Chart of the Day: Silver Blinks in Confusion Over Interest Rate Path
advanced four days in a row on expectations and follow-through of a softening Federal Reserve after Fed Chair Jerome Powell signaled his bank would slow the pace of tightening.
Silver Vs. Dollar Index Daily Chart
Silver and the possessed a negative correlation throughout most of the year when interest rates came into focus. The Fed has been shrinking its balance sheet and the most aggressively in four decades. That means that the became more scarce, tilting more heavily on the side of demand, and at the same time, the Fed made banks pay more money for savers—adding another layer of demand.
The dollar added nearly 20% of the year’s value until September 28. However, data indicating easing inflation spurred speculation inflation was peaking and that the Fed would be less hawkish, halving those gains till now.
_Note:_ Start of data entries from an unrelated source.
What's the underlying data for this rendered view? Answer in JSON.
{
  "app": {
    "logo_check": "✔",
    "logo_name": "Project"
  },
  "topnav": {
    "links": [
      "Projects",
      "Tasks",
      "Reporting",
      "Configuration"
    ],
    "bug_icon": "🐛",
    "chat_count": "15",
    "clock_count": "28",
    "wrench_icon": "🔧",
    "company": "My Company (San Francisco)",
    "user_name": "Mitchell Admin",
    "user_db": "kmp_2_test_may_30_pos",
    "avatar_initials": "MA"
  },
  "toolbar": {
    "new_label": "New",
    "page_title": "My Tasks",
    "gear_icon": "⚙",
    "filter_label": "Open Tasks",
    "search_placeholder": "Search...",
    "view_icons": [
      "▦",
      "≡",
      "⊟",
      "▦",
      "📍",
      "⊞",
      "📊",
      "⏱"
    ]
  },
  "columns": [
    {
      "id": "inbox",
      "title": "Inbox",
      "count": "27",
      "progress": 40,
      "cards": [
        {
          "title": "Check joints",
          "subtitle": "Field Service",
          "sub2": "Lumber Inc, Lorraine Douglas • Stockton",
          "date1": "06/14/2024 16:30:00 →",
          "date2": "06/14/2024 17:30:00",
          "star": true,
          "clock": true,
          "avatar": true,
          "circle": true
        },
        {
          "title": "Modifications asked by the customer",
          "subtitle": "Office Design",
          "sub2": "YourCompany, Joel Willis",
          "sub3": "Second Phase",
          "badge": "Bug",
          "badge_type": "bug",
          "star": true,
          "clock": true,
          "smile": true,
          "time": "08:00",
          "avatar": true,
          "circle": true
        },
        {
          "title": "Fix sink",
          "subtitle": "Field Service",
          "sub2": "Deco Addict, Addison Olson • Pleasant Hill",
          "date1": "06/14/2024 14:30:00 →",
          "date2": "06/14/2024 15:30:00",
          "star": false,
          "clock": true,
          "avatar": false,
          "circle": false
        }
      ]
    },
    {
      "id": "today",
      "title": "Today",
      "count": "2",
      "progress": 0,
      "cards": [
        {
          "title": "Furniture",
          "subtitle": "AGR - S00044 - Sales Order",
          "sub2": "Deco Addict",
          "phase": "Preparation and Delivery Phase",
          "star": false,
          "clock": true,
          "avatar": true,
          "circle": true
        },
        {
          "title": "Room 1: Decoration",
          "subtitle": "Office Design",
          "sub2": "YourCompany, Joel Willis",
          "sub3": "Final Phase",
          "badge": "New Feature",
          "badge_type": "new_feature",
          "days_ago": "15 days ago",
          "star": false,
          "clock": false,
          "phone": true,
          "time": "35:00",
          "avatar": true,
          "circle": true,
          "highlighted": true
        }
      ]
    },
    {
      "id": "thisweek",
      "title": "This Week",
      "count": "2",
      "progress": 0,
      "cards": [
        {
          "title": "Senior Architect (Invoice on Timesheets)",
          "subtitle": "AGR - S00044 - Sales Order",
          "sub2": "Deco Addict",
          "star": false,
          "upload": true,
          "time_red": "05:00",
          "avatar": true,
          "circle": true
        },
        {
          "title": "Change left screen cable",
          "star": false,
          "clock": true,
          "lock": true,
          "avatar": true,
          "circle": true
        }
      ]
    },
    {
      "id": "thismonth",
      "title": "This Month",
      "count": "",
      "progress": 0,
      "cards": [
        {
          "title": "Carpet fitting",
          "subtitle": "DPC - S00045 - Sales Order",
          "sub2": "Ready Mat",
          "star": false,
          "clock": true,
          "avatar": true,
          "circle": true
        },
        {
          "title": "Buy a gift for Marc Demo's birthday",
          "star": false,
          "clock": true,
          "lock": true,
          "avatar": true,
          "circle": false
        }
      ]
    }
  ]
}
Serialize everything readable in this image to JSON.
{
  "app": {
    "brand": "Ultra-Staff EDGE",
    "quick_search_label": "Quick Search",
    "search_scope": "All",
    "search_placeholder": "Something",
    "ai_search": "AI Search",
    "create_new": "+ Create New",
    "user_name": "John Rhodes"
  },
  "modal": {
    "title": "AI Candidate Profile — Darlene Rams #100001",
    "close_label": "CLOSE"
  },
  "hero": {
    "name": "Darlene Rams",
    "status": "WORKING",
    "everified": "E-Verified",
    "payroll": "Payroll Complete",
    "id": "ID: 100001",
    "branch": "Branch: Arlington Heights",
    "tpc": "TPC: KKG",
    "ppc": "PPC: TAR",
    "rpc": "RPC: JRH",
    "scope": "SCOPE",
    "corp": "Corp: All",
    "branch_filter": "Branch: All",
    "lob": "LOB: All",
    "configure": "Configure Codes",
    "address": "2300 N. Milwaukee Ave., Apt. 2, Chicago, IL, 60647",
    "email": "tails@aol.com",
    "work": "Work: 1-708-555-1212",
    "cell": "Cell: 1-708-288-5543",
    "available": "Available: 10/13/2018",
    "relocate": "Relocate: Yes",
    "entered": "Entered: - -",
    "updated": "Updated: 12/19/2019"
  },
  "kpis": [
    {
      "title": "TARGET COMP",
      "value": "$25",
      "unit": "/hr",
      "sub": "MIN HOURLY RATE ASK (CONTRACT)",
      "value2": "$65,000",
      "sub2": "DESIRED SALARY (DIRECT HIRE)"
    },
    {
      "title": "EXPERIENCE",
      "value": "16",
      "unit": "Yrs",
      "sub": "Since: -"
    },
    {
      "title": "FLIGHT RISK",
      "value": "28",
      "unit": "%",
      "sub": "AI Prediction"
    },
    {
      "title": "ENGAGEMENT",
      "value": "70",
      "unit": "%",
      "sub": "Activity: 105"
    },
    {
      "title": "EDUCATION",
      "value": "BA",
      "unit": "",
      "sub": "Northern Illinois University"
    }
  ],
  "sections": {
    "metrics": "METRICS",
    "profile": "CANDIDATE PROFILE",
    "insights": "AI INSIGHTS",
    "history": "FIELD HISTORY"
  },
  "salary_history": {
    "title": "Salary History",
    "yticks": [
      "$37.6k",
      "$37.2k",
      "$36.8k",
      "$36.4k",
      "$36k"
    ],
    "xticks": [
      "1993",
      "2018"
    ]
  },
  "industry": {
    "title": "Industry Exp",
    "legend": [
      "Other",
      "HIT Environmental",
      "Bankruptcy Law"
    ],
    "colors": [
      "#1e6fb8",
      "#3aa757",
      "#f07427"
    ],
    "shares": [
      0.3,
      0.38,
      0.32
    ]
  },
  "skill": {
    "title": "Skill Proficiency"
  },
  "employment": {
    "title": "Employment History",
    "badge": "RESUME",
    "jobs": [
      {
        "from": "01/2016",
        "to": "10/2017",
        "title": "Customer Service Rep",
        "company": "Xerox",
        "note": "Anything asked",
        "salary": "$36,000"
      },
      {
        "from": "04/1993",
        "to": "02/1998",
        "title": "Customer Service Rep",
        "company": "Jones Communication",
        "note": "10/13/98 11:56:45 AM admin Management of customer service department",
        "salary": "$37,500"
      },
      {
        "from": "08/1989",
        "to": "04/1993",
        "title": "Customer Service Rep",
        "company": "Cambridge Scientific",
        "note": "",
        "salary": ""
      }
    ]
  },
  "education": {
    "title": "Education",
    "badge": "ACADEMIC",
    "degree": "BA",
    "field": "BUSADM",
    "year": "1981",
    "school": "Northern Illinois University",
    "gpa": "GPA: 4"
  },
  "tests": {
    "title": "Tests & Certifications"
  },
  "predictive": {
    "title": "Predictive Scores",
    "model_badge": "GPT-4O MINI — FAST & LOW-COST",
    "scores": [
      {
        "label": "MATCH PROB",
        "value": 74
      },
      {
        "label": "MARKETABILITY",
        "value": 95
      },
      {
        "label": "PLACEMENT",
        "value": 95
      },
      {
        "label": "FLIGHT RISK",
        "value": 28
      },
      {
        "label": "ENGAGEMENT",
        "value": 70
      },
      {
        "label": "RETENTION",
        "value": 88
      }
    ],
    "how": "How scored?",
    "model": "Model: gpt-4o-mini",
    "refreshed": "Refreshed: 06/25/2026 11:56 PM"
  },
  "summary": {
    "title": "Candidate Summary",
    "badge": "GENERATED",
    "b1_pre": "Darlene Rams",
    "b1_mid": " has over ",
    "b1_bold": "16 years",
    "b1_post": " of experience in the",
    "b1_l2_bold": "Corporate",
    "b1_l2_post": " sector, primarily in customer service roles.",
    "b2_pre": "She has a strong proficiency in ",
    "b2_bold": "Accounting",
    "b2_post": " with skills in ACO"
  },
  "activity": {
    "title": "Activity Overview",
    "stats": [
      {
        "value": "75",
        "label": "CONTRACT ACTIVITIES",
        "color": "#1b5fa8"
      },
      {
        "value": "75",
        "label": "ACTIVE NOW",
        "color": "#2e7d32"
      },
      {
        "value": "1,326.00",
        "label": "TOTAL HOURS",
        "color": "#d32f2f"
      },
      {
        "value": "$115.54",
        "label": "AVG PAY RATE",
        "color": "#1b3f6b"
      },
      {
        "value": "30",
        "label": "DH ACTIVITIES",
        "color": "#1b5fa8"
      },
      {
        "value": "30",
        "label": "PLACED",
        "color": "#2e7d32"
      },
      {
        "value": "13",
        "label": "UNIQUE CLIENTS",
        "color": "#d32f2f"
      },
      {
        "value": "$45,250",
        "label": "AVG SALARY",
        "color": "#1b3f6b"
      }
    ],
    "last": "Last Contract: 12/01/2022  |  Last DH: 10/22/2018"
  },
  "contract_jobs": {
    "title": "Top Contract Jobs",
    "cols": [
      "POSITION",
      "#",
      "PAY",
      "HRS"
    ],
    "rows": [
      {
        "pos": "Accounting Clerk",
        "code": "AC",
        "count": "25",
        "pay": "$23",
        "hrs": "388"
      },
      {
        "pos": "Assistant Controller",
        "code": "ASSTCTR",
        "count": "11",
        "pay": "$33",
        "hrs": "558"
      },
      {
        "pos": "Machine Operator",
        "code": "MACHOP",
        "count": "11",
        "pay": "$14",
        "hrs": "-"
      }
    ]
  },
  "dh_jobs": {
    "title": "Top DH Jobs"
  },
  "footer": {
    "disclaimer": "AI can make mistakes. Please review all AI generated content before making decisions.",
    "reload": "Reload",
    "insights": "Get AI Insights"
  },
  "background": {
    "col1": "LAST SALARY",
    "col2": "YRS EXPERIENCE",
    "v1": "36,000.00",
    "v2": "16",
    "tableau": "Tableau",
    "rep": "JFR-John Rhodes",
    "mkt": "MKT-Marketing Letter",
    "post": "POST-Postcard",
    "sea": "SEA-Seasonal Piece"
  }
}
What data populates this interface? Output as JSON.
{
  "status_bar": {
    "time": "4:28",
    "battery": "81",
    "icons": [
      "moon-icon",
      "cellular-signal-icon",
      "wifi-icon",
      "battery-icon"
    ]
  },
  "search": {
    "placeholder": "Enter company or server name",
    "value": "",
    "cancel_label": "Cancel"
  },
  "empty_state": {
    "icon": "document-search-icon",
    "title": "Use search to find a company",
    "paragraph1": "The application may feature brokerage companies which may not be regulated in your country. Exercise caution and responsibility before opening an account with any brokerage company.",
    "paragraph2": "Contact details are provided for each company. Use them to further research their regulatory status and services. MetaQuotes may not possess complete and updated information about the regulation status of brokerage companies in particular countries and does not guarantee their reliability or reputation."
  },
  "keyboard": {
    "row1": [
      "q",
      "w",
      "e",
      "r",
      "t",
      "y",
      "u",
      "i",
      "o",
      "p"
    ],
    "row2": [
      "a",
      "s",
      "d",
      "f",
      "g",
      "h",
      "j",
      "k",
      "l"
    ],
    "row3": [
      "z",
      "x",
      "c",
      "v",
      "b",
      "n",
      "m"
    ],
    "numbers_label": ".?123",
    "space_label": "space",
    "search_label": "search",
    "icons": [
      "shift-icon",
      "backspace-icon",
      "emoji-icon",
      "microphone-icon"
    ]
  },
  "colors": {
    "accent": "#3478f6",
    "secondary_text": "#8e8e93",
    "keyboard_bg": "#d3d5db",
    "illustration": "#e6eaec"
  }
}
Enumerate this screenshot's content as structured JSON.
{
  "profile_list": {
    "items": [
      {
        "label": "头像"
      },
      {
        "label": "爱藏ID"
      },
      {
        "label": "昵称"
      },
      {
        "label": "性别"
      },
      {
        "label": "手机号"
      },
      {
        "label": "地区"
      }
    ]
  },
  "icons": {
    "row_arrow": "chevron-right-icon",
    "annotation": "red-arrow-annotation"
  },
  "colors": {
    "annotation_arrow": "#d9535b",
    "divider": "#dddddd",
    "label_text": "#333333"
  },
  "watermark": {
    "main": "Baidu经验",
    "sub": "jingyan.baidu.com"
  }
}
The market has been going back and forth on this theme. On December 6, CNBC made the case that “Fed Chair Powell is having a communication problem with the market.” CNBC Editor Jeff Cox argues that investors hear what they want to hear, but he says it in the context of dovish expectations. I have demonstrated—at least since November 30—that the positive or negative outlook correlates with the short-term trend, and I argued that it impacts investors psychologically.
Now, I’m going to make an even stronger argument. The short-term trend hasn’t just been coloring traders’ glasses. The Fed’s too. In the most recent example, it wasn’t investors’ collective imagination. Still, the Fed Boss did utter:
“The time for moderating the pace of rate increases may come as soon as the December meeting.”
Here is the Fed’s transcript.
Now that the S&P 500’s short-term is resynching with the medium-term downtrend, the outlook grows pessimistic on rates again.
Silver also has industrial applications and is heading for the biggest deficit in decades, according to the Silver Institute, impacting the supply-demand balance projected in the chart.
Silver completed a pennant, a range where bulls locked in up to 19% profits in just nine sessions. The white metal found resistance at the top of its rising channel, triggering a return move to retest the continuation pattern’s integrity.
The pennant—where fresh bulls take over for tired bulls—developed on the very neckline of an H&S bottom, revealing the significance of these levels. Therefore, after a potential pullback, silver may be forced into a chain reaction to the roughly $25.00 top of a falling channel since the Feb 2021 peak, representing the medium-term (or long-term, depending on your definitions), agreeing with the H&S implied target.
Conservative traders should wait for silver to bounce off the H&S bottom neckline or pennant before risking a long position.
Moderate traders would wait for the buying dip.
Aggressive traders can enter according to their strategy. Here is a generic example:
- Entry: $22.50
- Stop-Loss: $22.00
- Target: $24.00
- Risk: $0.50
- Reward: $1.50
- Risk-Reward Ratio: 1:3
Disclosure: At the time of publication, the author had no positions in the securities mentioned.